Center for Archaeology/Baltimore County Public Schools
Oregon Ridge Nature Center
13555 Beaver Dam Road
Cockeysville, Maryland  21030-1506


Figure 1. High school students review class-based archaeology teachings with CFA staff prior to each excavation session.

Figure 2.  Third-grade students excavate a simulated burned house site comprised of modern architectural items and fabricated use areas.

[1] Editorial cartoon by Rogers captioned, “Congressional Revisionist History Museum”, published on January 31, 1995 in the Pittsburg Post Gazette.

[2] Map depicting location of Baltimore County in the State of Maryland.

[3] Map of Baltimore County Public Elementary, Middle School and High School sites.

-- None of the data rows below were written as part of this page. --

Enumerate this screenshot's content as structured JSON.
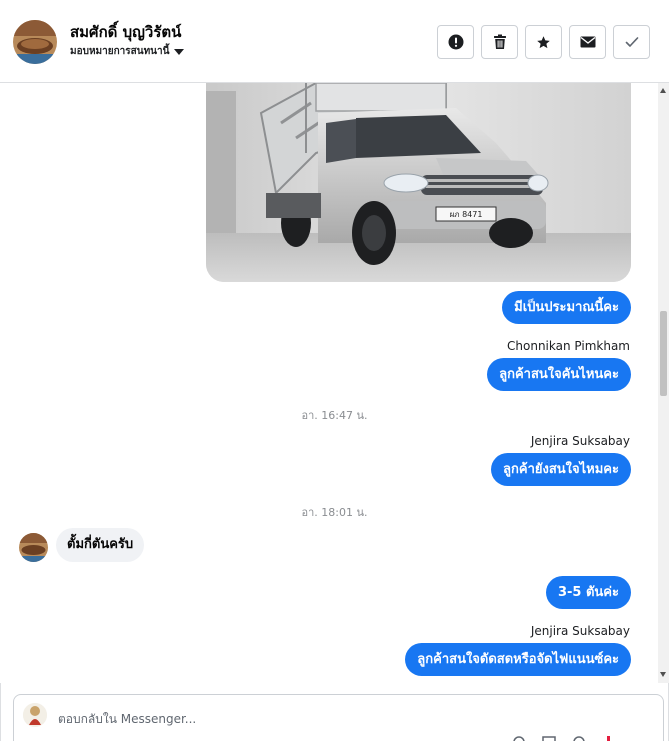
{
  "header": {
    "contact_name": "สมศักดิ์ บุญวิรัตน์",
    "assign_label": "มอบหมายการสนทนานี้",
    "actions": [
      {
        "name": "report-button",
        "icon": "exclamation-circle-icon"
      },
      {
        "name": "delete-button",
        "icon": "trash-icon"
      },
      {
        "name": "star-button",
        "icon": "star-icon"
      },
      {
        "name": "mark-unread-button",
        "icon": "envelope-icon"
      },
      {
        "name": "done-button",
        "icon": "check-icon"
      }
    ]
  },
  "messages": {
    "m1": {
      "text": "มีเป็นประมาณนี้คะ"
    },
    "sender2": "Chonnikan Pimkham",
    "m2": {
      "text": "ลูกค้าสนใจคันไหนคะ"
    },
    "time1": "อา. 16:47 น.",
    "sender3": "Jenjira Suksabay",
    "m3": {
      "text": "ลูกค้ายังสนใจไหมคะ"
    },
    "time2": "อา. 18:01 น.",
    "m4": {
      "text": "ตั้มกี่ตันครับ"
    },
    "m5": {
      "text": "3-5 ตันค่ะ"
    },
    "sender5": "Jenjira Suksabay",
    "m6": {
      "text": "ลูกค้าสนใจดัดสดหรือจัดไฟแนนซ์คะ"
    }
  },
  "vehicle_photo": {
    "plate": "ผภ 8471"
  },
  "composer": {
    "placeholder": "ตอบกลับใน Messenger..."
  },
  "colors": {
    "accent": "#1877f2",
    "incoming_bubble": "#f0f2f5"
  }
}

[4] Alludes to the broader, Society for Underwater and Historical Archaeology Conference, session theme (chaired by John Jameson, 1999), entitled “Giving The Public Its Due: New Horizons In The Public Interpretation Of Archaeology” to which this paper was assigned.